▶ [Record set]
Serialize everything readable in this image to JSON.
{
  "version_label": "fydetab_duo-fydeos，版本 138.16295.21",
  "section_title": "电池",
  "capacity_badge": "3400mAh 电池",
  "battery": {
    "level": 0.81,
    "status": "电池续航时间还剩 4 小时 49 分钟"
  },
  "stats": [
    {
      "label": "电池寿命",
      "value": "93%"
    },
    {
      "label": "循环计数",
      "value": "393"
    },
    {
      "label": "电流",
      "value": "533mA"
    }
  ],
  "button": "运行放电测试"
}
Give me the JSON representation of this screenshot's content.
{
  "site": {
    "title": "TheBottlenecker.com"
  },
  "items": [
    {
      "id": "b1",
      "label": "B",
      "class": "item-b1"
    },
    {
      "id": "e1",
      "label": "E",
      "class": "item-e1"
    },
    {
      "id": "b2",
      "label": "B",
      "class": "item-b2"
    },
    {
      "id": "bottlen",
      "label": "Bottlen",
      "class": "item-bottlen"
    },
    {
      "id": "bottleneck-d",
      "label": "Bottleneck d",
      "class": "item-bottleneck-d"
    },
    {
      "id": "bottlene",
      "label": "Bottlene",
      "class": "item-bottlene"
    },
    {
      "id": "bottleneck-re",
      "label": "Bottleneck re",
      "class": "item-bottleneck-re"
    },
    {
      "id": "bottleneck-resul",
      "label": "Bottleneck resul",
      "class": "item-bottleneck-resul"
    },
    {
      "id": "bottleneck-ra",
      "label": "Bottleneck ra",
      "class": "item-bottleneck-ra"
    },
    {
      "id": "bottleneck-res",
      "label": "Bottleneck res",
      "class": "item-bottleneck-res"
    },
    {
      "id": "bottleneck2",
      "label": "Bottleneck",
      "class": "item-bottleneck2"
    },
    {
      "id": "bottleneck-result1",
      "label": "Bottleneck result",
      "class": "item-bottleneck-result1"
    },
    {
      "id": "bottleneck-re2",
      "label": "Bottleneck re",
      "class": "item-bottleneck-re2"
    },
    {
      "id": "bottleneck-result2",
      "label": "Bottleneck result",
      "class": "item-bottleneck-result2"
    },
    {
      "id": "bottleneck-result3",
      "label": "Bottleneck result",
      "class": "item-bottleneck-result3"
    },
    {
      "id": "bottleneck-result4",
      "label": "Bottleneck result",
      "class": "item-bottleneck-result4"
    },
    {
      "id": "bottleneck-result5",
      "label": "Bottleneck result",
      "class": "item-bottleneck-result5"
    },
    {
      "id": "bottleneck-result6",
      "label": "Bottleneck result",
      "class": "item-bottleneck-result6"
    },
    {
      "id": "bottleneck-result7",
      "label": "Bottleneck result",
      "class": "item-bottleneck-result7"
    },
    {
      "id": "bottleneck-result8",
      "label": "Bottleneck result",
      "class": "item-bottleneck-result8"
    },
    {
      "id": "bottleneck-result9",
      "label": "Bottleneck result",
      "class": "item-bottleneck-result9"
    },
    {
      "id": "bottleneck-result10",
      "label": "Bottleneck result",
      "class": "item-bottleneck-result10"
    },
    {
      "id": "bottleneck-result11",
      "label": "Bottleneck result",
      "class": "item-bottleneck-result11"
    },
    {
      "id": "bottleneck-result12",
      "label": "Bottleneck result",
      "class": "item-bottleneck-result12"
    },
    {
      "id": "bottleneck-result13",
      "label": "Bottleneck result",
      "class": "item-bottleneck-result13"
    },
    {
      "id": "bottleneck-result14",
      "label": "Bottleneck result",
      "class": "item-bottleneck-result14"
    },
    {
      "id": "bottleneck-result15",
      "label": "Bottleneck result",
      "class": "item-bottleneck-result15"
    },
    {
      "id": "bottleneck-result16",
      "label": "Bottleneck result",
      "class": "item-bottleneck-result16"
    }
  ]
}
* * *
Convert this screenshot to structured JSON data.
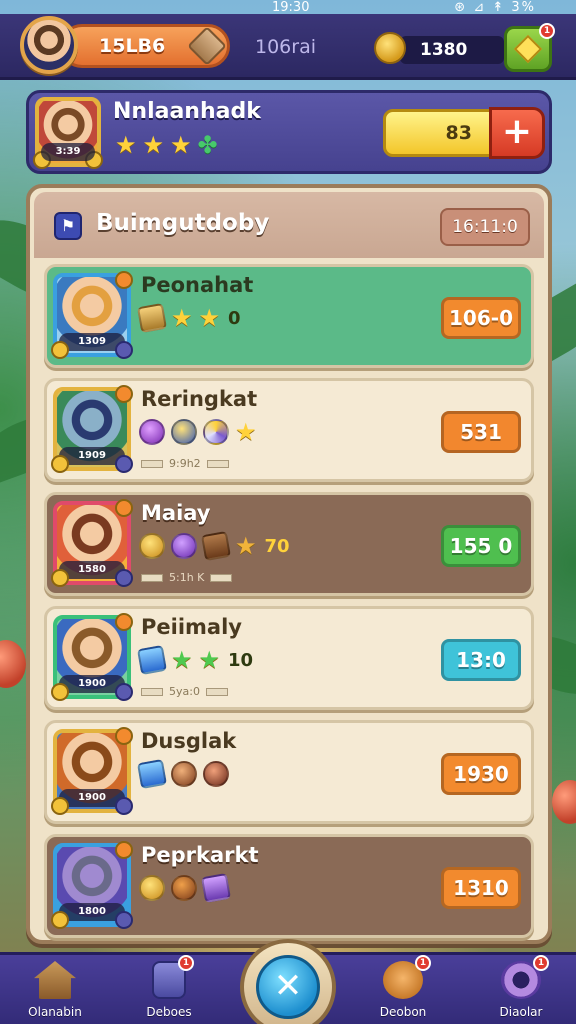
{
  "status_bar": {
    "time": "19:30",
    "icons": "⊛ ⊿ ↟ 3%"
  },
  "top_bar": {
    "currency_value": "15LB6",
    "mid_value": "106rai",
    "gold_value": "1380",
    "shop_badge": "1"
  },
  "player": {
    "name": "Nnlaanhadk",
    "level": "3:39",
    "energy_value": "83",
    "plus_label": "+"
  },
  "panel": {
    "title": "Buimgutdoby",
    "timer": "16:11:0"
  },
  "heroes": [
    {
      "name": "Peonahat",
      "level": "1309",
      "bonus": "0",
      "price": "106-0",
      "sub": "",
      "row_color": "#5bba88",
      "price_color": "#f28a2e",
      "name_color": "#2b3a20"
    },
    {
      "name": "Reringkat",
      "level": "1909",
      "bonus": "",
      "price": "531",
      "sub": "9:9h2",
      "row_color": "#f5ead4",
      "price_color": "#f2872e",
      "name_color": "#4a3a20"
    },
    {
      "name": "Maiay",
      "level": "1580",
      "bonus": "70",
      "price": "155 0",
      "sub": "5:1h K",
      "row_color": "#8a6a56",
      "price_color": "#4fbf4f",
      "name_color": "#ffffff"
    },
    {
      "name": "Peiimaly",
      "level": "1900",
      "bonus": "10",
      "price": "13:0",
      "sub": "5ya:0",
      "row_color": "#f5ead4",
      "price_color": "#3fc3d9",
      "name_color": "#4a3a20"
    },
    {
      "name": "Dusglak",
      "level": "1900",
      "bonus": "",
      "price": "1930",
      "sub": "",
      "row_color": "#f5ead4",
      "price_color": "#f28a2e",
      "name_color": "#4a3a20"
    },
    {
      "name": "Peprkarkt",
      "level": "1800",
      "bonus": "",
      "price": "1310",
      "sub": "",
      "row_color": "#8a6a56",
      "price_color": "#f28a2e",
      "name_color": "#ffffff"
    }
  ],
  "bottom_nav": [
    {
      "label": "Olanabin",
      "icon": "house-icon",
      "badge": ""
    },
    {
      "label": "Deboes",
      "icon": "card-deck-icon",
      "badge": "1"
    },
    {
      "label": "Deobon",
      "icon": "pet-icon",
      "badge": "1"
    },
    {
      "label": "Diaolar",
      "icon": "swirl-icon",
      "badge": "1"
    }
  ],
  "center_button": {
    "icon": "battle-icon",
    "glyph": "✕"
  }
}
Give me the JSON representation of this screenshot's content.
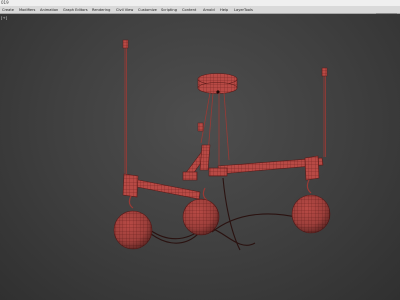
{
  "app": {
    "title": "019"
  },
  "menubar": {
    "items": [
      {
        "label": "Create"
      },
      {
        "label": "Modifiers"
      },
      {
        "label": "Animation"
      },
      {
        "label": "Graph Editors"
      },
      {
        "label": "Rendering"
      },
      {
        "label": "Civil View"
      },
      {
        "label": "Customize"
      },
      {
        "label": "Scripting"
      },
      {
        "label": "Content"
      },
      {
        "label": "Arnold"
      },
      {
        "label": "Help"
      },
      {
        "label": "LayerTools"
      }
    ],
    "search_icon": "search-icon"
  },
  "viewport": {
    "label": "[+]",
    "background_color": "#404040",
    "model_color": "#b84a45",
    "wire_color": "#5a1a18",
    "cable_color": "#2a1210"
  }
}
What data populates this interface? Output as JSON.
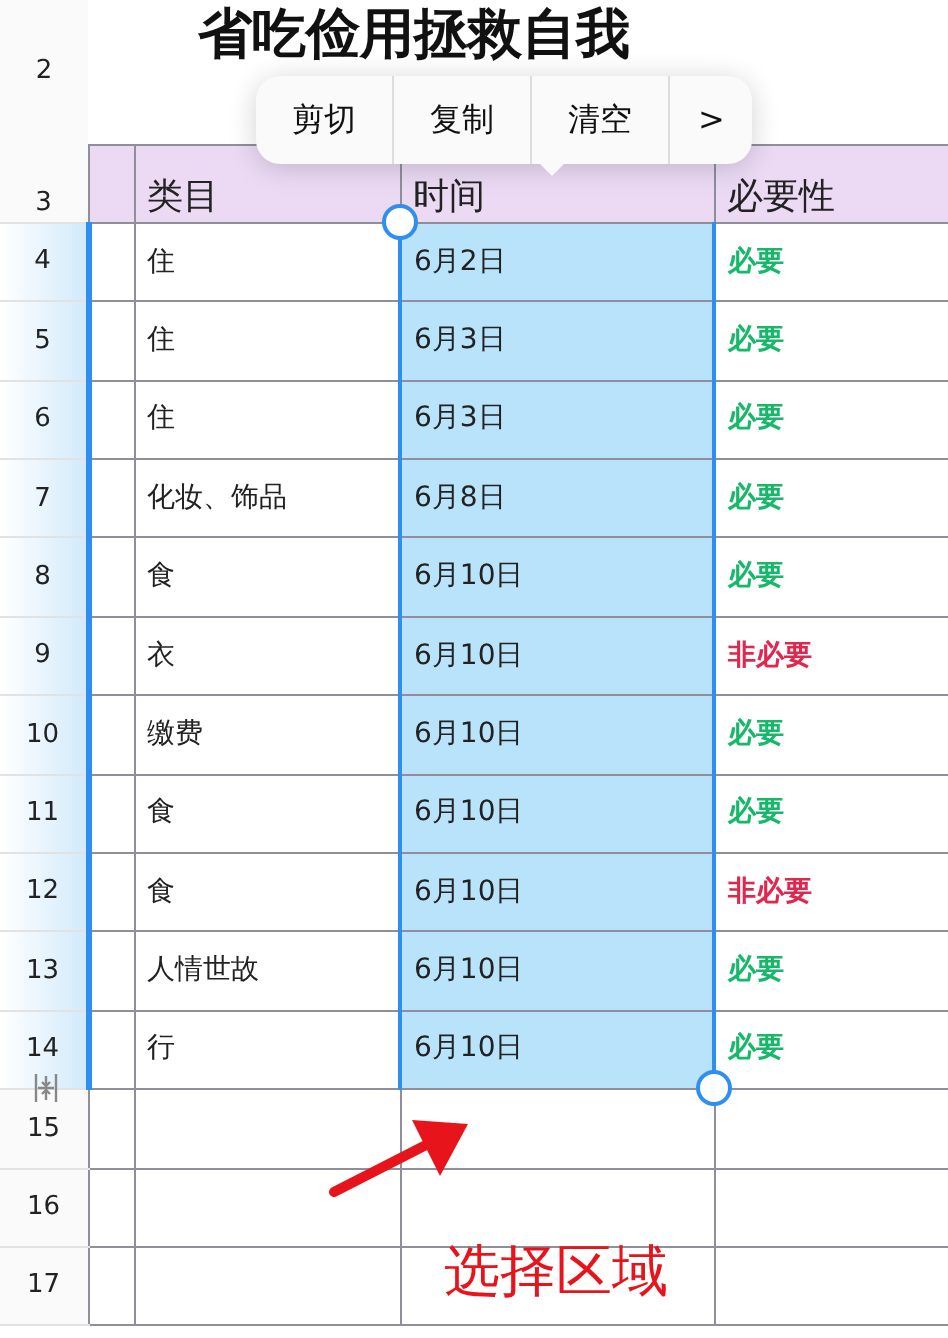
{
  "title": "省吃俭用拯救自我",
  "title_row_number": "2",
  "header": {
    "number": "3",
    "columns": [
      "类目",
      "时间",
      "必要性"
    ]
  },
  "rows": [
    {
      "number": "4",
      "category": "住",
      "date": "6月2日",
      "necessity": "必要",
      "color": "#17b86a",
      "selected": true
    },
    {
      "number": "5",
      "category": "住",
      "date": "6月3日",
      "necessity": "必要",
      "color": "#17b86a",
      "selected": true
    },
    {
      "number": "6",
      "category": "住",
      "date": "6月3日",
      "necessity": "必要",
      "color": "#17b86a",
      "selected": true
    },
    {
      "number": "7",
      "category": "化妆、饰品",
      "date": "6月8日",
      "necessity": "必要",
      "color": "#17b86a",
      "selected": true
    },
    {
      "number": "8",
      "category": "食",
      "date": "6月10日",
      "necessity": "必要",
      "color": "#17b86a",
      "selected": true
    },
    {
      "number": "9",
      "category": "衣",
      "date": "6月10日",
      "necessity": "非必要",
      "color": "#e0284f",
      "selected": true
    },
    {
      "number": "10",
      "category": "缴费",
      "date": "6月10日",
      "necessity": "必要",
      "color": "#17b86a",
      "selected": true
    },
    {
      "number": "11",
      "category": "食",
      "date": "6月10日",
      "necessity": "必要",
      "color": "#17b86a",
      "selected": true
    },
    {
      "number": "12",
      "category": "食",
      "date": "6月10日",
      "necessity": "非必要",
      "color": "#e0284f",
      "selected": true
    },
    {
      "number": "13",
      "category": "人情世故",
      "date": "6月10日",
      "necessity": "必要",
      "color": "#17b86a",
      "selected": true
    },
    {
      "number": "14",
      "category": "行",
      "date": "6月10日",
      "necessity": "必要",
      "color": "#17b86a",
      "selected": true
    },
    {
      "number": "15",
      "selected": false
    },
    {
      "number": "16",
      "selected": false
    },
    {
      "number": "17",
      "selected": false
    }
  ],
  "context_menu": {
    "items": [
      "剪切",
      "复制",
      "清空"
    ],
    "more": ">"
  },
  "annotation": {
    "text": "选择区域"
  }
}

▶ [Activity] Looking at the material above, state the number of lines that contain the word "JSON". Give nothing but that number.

▶ [Solution to the exercise] 5